Camp Lejeune Marines React to Embassy Bombs
Posted August 6, 1998
JACKSONVILLE — Marines are the front line of defense at America's embassies. Their training includes special anti-terrorism elements specifically designed to guard our diplomatic gates.
Marines at Camp Lejeune pay special attention to this sort of attack for a couple of reasons. They are overseas much of the time, and they tend to be in hot spots when they are deployed. They say this serves as a reminder of just how unpredictable terrorist behavior can be.
As Americans, all of us are impacted by such attacks, but nowhere do they strike a nerve more than in Jacksonville. In this military community, flags are already at half staff in memory of U.S. citizens killed in the blast.
U.S. Marines watch over American embassies worldwide. Guarding embassies is a job Pfc Claudius Oliver says he'd like to take one day in spite of these terrorist attacks.
"I'm still thinking about doing something like that," said Oliver. "You know, even though that happened, just like war situations happen, you're still a marine right? So I guess you have to take some chances, I guess embassy duty is one of them."
Some in the military say the two African bombings remind them of the attack that killed nearly 300 Marines in Beruit 15 years ago. A memorial to those men is a reminder to today's Marines that terrorist attacks can be unprovoked and deadly.
"Being a marine, we've got to always be on alert for something like this to happen," said Pfc Tyrone Pouncey. "That's just part of our job you know.
"If I were to be interested in something like that I would definitely want there to be better security where I wouldn't have to worry about being blown up," Pouncey said.

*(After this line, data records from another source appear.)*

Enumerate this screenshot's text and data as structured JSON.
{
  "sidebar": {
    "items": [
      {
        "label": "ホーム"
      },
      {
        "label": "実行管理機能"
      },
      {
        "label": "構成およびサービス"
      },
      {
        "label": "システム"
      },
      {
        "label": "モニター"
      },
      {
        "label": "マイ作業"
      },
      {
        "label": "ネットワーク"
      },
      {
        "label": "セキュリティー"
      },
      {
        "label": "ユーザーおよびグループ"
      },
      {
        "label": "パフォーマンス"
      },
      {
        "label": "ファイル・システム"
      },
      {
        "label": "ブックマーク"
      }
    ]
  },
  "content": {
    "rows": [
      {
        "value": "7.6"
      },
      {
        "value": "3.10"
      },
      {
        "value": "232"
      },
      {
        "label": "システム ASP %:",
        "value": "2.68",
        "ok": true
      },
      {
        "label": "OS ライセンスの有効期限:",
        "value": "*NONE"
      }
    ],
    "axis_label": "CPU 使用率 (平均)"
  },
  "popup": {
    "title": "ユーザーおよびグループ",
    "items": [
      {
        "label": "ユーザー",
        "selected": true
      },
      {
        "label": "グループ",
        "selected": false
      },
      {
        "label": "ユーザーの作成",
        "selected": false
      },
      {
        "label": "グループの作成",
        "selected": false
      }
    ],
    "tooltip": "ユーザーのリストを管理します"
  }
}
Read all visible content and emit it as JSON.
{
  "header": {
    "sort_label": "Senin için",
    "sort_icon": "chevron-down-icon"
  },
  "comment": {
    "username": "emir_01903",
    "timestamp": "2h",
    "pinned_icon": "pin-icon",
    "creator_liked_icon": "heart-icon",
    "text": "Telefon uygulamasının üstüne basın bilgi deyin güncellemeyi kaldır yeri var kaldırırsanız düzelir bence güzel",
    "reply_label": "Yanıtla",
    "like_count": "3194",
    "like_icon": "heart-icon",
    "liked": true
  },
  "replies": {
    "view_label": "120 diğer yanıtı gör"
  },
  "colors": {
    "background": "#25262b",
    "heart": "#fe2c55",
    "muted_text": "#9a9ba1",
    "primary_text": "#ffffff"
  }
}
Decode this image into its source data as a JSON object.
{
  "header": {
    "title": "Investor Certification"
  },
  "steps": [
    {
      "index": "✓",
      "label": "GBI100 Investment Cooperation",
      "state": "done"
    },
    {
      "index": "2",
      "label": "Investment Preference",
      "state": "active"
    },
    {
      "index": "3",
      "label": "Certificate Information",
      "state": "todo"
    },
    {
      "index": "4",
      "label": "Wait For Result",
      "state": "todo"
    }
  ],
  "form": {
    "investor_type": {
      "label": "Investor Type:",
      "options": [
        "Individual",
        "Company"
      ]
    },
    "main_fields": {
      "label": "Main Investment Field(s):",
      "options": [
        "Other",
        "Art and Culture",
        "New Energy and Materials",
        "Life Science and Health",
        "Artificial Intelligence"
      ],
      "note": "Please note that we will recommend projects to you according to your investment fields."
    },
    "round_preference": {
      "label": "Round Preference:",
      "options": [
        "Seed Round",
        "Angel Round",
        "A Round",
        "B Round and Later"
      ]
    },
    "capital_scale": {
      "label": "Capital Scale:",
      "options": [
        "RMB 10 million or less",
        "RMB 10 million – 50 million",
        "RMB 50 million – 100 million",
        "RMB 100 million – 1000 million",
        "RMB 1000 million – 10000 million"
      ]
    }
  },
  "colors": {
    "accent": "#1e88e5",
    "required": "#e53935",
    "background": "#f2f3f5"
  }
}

Despite these recent attacks, acts of terrorism are at one of the lowest points in 20 years. The State Department says there were 304 terrorist attacks in 1997. Americans were targets in nearly a third of them. Seven people died in those attacks and 21 were wounded.